Understanding the "unroling" step in the proof of the policy gradient theorem

In the proof of the policy gradient theorem in the RL book of Sutton and Barto (that I shamelessly paste here): there is the "unrolling" step that is supposed to be immediately clear

With just elementary calculus and re-arranging of terms

Well, it's not. :) Can someone explain this step in more detail?

How exactly is $$Pr(s \rightarrow x, k, \pi)$$ deduced by "unrolling"?

The unrolling step is due to the fact you end up with an equation that you can keep expanding indefinitely.

Note that we start with calculating $$\nabla v_\pi(s)$$ and arrive at $$\nabla v_\pi(s) = \sum_a\left[ \nabla \pi(a|s) q_\pi(s,a) + \pi(a|s) \sum_{s'}p(s'|s,a) \nabla v_\pi (s') \right]\;,$$ which contains a term for $$\nabla v_\pi(s')$$. This is a recursive relationship, similar to the bellman equation, so we can substitute in a term for $$\nabla v_\pi(s')$$ which will be a term similar just with $$\nabla v_\pi(s'')$$. As I mentioned, we can do this indefinitely which leads us to

$$\nabla v_\pi(s) = \sum_{x \in \mathcal{S}} \sum_{k=0}^\infty \mathbb{P}(s\rightarrow x, k, \pi) \sum_a \nabla \pi(a|x) q_\pi(x,a)\;.$$

We need the term $$\sum_{x \in \mathcal{S}} \sum_{k=0}^\infty \mathbb{P}(s\rightarrow x, k, \pi)$$ because we want to take an average over the state space, however due to unrolling there are many different $$s_t$$'s that we need to average over (this comes from the $$s',s'',s''',...$$ in the unrolling) so we also need to add the probability state of transitioning from state $$s$$ to $$x$$ in $$k$$ time steps, where we sum over an infinite horizon due to the repeated unrolling.

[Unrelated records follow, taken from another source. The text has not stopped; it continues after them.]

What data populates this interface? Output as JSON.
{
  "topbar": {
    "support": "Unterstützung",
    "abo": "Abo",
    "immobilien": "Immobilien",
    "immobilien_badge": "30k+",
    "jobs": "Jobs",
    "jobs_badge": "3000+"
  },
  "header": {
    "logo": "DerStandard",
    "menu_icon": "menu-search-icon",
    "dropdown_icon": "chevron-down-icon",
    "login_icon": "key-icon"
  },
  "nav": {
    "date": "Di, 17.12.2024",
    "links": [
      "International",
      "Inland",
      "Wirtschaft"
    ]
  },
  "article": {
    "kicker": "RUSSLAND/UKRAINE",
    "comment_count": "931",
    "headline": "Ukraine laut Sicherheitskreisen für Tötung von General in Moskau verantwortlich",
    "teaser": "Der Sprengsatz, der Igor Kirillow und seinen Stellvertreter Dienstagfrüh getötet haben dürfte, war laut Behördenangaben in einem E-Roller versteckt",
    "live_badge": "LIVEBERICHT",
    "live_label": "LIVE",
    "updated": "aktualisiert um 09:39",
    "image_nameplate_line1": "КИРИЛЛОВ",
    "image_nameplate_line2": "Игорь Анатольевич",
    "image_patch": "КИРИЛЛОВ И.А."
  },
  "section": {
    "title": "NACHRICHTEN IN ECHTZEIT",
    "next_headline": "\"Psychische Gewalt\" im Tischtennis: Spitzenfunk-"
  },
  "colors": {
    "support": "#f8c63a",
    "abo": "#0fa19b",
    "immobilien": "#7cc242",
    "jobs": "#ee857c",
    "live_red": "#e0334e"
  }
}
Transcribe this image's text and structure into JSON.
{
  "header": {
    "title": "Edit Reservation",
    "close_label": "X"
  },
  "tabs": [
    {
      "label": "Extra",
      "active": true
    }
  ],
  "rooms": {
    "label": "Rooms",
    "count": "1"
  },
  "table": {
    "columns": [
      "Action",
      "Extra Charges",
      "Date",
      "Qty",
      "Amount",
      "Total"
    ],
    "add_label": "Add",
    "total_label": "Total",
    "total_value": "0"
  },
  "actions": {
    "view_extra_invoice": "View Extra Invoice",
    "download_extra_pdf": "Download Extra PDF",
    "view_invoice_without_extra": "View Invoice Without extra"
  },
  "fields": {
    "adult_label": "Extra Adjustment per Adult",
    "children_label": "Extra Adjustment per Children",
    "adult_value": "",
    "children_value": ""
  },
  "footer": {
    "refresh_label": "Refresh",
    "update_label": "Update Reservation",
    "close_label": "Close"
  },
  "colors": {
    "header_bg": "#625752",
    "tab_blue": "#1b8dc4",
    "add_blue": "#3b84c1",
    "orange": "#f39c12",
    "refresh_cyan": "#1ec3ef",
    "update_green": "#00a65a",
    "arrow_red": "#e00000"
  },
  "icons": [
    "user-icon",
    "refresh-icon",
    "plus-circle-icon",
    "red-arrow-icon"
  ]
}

If you are wondering what happens to the terms $$\pi(a|s)$$ and $$p(s'|s,a)$$ terms and why they are not explicitly shown in this final form, it is because this is exactly what the $$\mathbb{P}(s\rightarrow x, k, \pi)$$ represents. The average over all possible states accounts for the $$p(s'|s,a)$$ and the fact that we follow policy $$\pi$$ in the probability statement accounts for the $$\pi(a|s)$$.

It looks like "v of s prime" is just substituted with the already derived value for "v of s". You can call it a recursion of a kind. In other words, v(s) is dependent on v(s') and that implies that v(s') is dependent on v(s''). So we can combine that and get the dependency of v(s) of v(s'').

• Where exactly does $Pr(s\rightarrow x, k, \pi)$ come from? Jun 23 '20 at 8:51
• This is in the right direction for the first unrolling line, but actually the substituted term is $\nabla v_\pi(s')$ - you can use LaTex to put that into the answer - i.e. $\nabla v_\pi(s')$ Jun 23 '20 at 8:52
• I see where the unrolling leads, in terms of simply recursively expanding the expression. What I don't see, is how $Pr$ is substituted in the unrolled expression. Jun 23 '20 at 9:05